» Task goal
What lines in the records include the string "Files"? Return each one.

=== Input for this task ===

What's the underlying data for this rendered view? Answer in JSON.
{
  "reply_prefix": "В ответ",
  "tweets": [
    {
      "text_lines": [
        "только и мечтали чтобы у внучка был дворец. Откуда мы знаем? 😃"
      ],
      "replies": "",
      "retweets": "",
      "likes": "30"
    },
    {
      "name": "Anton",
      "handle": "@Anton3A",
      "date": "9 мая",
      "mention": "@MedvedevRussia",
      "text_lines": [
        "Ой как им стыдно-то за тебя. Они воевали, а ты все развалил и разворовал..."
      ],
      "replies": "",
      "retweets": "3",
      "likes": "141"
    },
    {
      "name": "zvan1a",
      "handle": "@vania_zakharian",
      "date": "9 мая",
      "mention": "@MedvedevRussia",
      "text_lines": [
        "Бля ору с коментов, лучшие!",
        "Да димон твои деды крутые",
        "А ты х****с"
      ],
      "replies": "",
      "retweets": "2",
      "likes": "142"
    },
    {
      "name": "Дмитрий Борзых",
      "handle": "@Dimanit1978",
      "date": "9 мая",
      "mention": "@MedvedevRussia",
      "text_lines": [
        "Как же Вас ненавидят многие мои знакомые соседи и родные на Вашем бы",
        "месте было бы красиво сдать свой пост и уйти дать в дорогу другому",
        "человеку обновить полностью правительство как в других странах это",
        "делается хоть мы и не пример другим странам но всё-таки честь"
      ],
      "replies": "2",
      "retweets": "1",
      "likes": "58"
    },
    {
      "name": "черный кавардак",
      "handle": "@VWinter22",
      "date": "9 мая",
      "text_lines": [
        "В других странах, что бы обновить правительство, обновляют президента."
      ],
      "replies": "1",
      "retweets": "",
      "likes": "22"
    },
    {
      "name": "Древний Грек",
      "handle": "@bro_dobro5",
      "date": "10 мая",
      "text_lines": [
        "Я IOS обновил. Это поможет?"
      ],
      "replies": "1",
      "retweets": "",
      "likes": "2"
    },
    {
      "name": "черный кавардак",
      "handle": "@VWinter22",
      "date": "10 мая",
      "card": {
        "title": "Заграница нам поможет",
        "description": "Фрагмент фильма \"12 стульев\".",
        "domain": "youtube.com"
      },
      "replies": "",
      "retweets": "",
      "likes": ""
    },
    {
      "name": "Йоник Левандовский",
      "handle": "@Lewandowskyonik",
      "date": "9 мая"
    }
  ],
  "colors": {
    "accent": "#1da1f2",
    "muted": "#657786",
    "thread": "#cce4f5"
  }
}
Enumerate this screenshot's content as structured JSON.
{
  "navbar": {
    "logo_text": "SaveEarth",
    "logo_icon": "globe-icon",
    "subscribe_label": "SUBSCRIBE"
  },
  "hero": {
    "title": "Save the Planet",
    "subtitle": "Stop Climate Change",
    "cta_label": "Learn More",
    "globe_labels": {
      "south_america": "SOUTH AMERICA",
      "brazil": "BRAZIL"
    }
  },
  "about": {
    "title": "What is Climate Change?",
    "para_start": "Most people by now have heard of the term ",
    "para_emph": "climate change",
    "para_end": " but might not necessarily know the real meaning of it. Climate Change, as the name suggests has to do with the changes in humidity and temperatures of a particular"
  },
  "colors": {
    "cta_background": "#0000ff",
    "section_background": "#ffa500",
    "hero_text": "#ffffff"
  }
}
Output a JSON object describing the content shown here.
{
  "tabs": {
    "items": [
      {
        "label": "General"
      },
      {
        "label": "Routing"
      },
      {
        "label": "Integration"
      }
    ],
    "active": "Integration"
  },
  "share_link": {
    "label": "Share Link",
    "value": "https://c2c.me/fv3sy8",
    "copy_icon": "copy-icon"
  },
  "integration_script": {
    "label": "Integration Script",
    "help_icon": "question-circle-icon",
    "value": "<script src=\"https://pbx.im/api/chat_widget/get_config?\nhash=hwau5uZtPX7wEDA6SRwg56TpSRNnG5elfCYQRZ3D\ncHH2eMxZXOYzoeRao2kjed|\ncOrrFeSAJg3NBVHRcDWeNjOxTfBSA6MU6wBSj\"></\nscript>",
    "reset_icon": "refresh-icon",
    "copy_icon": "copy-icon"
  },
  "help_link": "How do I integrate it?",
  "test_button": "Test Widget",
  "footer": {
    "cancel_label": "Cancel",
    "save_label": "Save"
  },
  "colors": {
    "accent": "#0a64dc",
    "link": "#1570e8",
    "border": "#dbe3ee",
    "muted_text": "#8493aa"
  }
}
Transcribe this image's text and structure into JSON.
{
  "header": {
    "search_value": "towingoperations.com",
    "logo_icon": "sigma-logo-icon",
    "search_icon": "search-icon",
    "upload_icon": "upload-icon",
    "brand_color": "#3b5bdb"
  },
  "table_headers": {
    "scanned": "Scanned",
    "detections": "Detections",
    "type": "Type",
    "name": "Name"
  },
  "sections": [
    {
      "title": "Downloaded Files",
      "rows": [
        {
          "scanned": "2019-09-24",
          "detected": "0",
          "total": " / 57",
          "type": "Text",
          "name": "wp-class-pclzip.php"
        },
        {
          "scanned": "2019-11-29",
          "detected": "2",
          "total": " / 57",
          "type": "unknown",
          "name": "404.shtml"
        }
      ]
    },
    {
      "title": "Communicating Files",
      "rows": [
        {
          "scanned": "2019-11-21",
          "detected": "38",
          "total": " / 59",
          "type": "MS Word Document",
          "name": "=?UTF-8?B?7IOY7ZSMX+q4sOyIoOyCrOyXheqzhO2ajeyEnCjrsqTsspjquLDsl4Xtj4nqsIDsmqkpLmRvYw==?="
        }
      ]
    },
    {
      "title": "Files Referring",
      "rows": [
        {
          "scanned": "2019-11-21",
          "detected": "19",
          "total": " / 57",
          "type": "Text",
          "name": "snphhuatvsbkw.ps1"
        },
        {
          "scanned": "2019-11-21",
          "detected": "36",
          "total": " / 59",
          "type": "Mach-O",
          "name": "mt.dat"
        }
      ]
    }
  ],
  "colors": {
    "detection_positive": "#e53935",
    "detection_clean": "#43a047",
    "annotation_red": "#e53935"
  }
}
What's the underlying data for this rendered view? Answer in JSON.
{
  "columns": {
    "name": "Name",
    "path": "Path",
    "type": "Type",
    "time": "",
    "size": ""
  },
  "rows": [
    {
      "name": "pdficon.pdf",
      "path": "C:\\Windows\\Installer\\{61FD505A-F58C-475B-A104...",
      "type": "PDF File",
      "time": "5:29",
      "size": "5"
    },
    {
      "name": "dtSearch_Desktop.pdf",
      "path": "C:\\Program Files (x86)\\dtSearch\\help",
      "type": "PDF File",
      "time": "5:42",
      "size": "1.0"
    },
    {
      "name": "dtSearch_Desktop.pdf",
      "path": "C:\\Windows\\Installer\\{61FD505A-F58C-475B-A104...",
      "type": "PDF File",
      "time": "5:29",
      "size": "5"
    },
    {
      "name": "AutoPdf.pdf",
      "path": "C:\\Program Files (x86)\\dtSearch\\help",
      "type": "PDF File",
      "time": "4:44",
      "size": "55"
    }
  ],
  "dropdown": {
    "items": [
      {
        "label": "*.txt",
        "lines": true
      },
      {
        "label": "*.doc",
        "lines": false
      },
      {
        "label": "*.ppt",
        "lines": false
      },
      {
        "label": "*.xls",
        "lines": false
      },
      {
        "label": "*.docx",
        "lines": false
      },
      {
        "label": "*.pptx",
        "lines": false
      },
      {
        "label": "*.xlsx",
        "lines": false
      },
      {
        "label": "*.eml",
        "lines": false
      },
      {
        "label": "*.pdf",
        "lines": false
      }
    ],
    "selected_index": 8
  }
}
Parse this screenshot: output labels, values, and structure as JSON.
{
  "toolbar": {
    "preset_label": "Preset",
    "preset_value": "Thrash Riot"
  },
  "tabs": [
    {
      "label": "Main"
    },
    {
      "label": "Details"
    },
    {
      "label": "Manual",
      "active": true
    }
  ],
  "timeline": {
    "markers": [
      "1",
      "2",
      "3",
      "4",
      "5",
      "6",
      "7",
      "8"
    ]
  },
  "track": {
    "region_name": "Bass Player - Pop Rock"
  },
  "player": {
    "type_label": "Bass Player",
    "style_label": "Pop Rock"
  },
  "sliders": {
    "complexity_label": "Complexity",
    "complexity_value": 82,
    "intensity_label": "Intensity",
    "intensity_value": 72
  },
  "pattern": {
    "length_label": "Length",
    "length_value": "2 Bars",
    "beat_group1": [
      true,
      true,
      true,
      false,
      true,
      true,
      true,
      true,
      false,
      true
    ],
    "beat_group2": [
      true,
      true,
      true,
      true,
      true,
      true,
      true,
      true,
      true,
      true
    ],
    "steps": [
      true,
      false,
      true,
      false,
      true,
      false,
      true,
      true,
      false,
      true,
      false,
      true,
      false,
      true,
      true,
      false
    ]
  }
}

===

» Your response
      "title": "Downloaded Files",
      "title": "Communicating Files",
      "title": "Files Referring",
      "path": "C:\\Program Files (x86)\\dtSearch\\help",
      "path": "C:\\Program Files (x86)\\dtSearch\\help",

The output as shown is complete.